#### [DATA SECTION]
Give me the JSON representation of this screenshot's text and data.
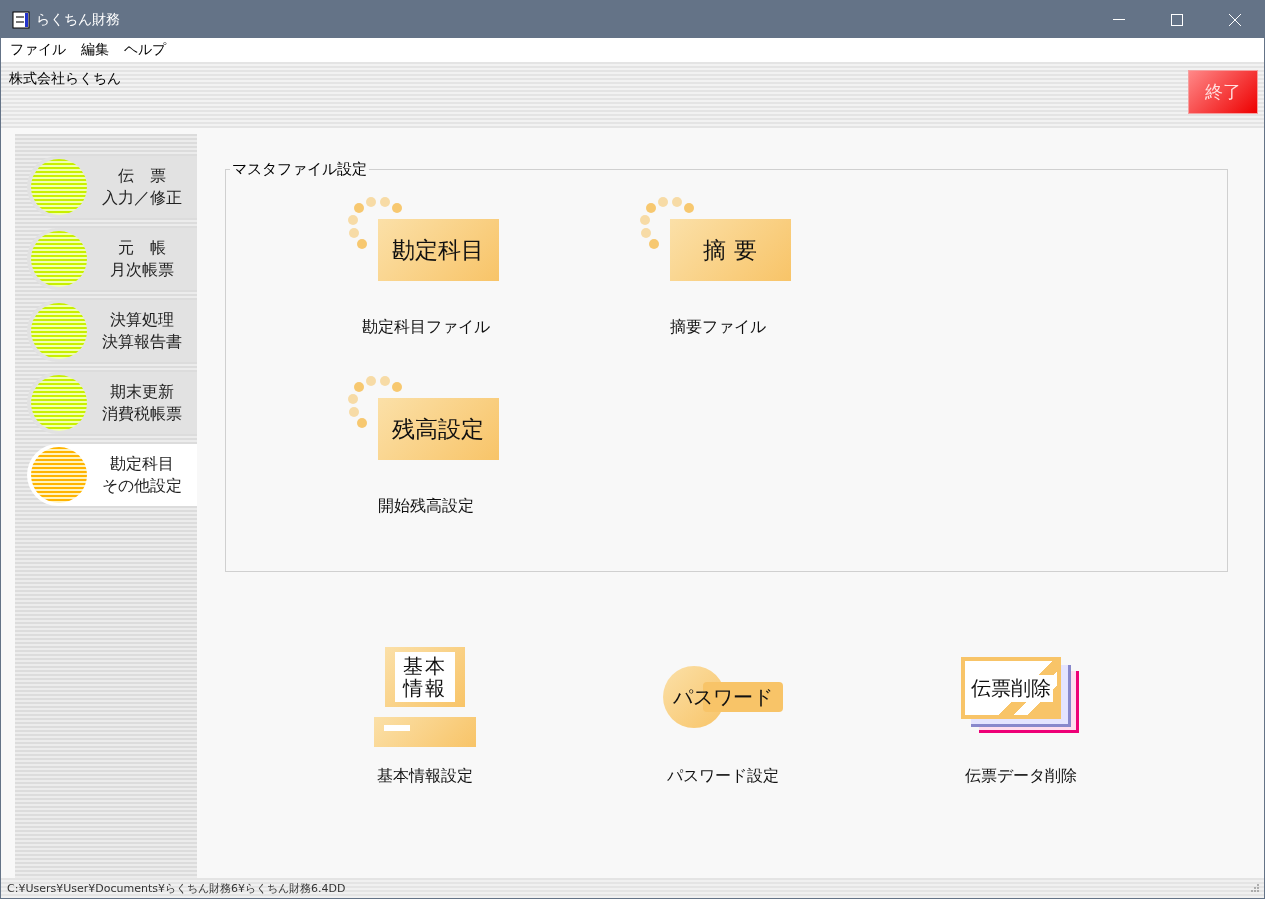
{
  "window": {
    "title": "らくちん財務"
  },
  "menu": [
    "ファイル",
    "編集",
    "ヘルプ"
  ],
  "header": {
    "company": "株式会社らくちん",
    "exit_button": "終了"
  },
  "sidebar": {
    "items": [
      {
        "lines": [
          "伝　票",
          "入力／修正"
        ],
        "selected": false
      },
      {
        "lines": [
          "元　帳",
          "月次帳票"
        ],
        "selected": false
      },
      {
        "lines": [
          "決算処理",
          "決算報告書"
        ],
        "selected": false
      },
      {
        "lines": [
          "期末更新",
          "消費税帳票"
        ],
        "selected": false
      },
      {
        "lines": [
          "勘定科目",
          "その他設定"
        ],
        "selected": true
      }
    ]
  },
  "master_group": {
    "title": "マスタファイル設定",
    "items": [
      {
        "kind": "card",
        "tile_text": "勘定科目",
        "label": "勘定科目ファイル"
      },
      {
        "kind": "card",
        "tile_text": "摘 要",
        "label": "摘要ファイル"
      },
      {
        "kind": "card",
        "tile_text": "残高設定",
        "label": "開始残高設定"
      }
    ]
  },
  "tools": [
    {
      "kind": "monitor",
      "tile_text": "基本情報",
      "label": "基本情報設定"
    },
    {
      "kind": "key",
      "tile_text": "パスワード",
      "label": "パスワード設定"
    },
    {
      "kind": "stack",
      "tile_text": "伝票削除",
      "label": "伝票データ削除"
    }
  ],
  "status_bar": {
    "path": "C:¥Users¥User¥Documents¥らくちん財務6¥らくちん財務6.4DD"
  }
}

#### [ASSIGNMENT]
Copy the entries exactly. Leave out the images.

#### [RESPONSE AREA]
Give me the JSON representation of this screenshot's text and data.
{
  "window": {
    "title": "らくちん財務"
  },
  "menu": [
    "ファイル",
    "編集",
    "ヘルプ"
  ],
  "header": {
    "company": "株式会社らくちん",
    "exit_button": "終了"
  },
  "sidebar": {
    "items": [
      {
        "lines": [
          "伝　票",
          "入力／修正"
        ],
        "selected": false
      },
      {
        "lines": [
          "元　帳",
          "月次帳票"
        ],
        "selected": false
      },
      {
        "lines": [
          "決算処理",
          "決算報告書"
        ],
        "selected": false
      },
      {
        "lines": [
          "期末更新",
          "消費税帳票"
        ],
        "selected": false
      },
      {
        "lines": [
          "勘定科目",
          "その他設定"
        ],
        "selected": true
      }
    ]
  },
  "master_group": {
    "title": "マスタファイル設定",
    "items": [
      {
        "kind": "card",
        "tile_text": "勘定科目",
        "label": "勘定科目ファイル"
      },
      {
        "kind": "card",
        "tile_text": "摘 要",
        "label": "摘要ファイル"
      },
      {
        "kind": "card",
        "tile_text": "残高設定",
        "label": "開始残高設定"
      }
    ]
  },
  "tools": [
    {
      "kind": "monitor",
      "tile_text": "基本情報",
      "label": "基本情報設定"
    },
    {
      "kind": "key",
      "tile_text": "パスワード",
      "label": "パスワード設定"
    },
    {
      "kind": "stack",
      "tile_text": "伝票削除",
      "label": "伝票データ削除"
    }
  ],
  "status_bar": {
    "path": "C:¥Users¥User¥Documents¥らくちん財務6¥らくちん財務6.4DD"
  }
}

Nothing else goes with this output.